> _WORK REQUIRED_
Wherever the string "rest" appears in the records, return the line that holds it.
┌──
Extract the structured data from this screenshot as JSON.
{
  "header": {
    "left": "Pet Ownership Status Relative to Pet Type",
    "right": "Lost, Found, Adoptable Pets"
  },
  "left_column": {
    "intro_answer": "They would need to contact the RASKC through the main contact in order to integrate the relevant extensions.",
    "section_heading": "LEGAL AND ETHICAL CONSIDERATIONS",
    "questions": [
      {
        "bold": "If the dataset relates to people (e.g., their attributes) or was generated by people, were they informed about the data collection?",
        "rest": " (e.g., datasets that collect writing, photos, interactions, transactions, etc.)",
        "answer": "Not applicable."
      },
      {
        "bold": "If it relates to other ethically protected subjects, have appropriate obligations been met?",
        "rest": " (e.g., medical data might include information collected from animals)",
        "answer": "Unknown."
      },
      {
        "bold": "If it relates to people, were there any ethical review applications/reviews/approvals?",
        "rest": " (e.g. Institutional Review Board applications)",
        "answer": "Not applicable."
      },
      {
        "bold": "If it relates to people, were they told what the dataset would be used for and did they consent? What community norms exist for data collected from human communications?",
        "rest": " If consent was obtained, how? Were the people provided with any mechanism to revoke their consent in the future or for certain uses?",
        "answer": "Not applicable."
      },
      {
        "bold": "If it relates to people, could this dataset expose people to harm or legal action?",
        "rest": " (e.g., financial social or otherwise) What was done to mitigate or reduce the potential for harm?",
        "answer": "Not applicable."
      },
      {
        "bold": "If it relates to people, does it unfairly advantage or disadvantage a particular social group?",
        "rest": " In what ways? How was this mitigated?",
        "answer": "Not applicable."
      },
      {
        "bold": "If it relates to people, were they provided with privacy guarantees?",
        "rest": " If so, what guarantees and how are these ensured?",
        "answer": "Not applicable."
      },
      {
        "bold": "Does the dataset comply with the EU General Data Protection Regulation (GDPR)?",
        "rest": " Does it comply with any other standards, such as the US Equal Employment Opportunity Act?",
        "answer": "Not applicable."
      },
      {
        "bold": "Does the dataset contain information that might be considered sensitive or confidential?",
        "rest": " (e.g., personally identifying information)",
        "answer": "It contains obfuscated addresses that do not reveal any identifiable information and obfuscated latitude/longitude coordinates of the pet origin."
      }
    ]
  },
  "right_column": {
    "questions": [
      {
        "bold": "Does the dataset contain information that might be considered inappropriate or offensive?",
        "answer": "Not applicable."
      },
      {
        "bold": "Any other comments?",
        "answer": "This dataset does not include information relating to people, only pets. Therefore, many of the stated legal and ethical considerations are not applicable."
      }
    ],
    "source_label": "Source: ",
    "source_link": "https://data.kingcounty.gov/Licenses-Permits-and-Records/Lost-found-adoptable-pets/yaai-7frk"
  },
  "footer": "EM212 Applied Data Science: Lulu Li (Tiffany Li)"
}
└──
> _ANSWER TO THIS TASK_
        "rest": " (e.g., datasets that collect writing, photos, interactions, transactions, etc.)",
        "rest": " (e.g., medical data might include information collected from animals)",
        "rest": " (e.g. Institutional Review Board applications)",
        "rest": " If consent was obtained, how? Were the people provided with any mechanism to revoke their consent in the future or for certain uses?",
        "rest": " (e.g., financial social or otherwise) What was done to mitigate or reduce the potential for harm?",
        "rest": " In what ways? How was this mitigated?",
        "rest": " If so, what guarantees and how are these ensured?",
        "rest": " Does it comply with any other standards, such as the US Equal Employment Opportunity Act?",
        "rest": " (e.g., personally identifying information)",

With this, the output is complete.